We spoke with her to find out more about her decision and her new business.
SB: What inspired you to take the leap from 9 to 5 to business owner?
CJ: It definitely wasn’t an overnight decision. For many years, I worked in corporate HR, mainly in recruiting and inclusion & diversity. I loved what I did – I got to help people start their dream jobs and navigate unknown territory. In my own career, I steadily had opportunities for promotion and advancement, and figured I’d be on that path for the long haul.
As I became more senior, I found my days were less about having that one-on-one impact, and more about budgets, internal reorgs, and meetings upon meetings… I started to wonder if I was making the best use of my skills and talents, which has really centered around developing people.
I had a strong network and reputation, some savings to cushion me and figured now was as good a time as any to strike out on my own and design a new career.
It didn’t hurt that both my parents are entrepreneurs so I had a sense for the fulfillment and risks that come with running your own show!
SB: People might think HR is about looking at resumes and hiring (or firing people). How would you describe what being an HR professional is really about?
CJ: It’s so much more! Firstly, in between the hiring and firing, there is so much that happens for any employee – training, promotions, pay raises and bonuses, community and culture building and more.
Each organization is different, but if it’s done right, HR should be a resource to a company and its employees for management, development and advancement strategies.
I’ve worked on a lot of creative and impactful projects over the years, including partnerships with non-profit organizations that supported women, minorities and other underserved groups; development of recruiting, internship and training programs from the ground up; creation of branding and marketing materials; and succession planning for leadership.
SB: You provide several services to businesses, including diversity coaching. In your opinion, do corporations finally understand the importance of having a diverse staff or are they more interested in diversity from a PR standpoint?
CJ: It depends on the company, though in my opinion, PR is at least a small consideration for most any company involved in the diversity space.
There are companies who embrace the future – there’s a lot written about how the US will be a majority-minority country by mid-century.

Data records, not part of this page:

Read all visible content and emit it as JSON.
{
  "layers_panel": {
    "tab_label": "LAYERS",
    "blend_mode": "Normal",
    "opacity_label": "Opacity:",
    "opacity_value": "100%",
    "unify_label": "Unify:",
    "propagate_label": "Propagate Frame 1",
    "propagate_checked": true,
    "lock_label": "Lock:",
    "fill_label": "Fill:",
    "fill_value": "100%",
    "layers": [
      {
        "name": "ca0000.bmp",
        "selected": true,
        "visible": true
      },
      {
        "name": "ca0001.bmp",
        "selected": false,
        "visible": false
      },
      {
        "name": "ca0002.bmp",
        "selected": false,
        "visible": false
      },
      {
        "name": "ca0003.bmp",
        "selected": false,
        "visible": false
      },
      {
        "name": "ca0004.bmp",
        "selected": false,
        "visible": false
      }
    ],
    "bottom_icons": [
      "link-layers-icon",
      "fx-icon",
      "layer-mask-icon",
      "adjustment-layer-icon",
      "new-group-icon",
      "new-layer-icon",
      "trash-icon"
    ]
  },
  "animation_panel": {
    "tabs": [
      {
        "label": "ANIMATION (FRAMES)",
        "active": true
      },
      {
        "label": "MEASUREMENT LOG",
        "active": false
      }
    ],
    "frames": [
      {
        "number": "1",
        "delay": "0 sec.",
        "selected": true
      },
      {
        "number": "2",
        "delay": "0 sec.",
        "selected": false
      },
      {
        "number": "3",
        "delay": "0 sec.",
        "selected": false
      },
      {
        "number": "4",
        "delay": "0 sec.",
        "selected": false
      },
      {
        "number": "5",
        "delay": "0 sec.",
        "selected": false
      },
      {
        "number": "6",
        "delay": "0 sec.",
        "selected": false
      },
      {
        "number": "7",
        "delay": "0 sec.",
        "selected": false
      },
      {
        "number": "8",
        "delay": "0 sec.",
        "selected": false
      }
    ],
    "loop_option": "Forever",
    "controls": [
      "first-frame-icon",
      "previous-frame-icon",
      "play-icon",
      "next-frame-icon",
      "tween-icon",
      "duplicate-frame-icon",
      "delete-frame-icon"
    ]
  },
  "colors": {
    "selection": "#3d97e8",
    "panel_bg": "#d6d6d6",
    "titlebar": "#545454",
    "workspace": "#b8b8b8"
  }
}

From a competitive standpoint alone, businesses would do well to figure out how to attract, retain and promote the best people, and how to use those voices to connect authentically to customers.
I’ve definitely worked with organizations that take that view, but there are clearly others who engage in check-the-box activities or none at all.
It’s not always easy to tell the difference (even those with the best of intentions struggle with many issues of inclusion and diversity), but I would look at a few things in making a judgment.
Like, what does the employee population (including leadership) look like? Is it changing over time?
What programs are in place to attract people of diverse backgrounds, and what is their experience once they join? What is leadership’s involvement in the diversity space and what tone do they set at the top and amongst middle managers? Who often make a lot of the hiring and promotions decisions?
SB: Career coaching isn’t just for students. Many adults find themselves trying to figure out their next career move. What advice do you have for the adult who wants to make a career change but isn’t sure how?
CJ: Breathe! A career change can be overwhelming, especially as people mid-career consider their family and financial obligations. I’m a big fan of doing some self-introspection (what do you want? why? what are your transferable skills? what are your dealbreakers?) and then having a plan.
Go through the steps of identifying your ideal companies and roles, rebranding your resume and LinkedIn profiles, and then NETWORK, NETWORK, NETWORK.
If you need help, ask for help. Most importantly, don’t stay stuck in a situation you don’t like because you don’t have all of the answers – small steps taken consistently can pay off over time!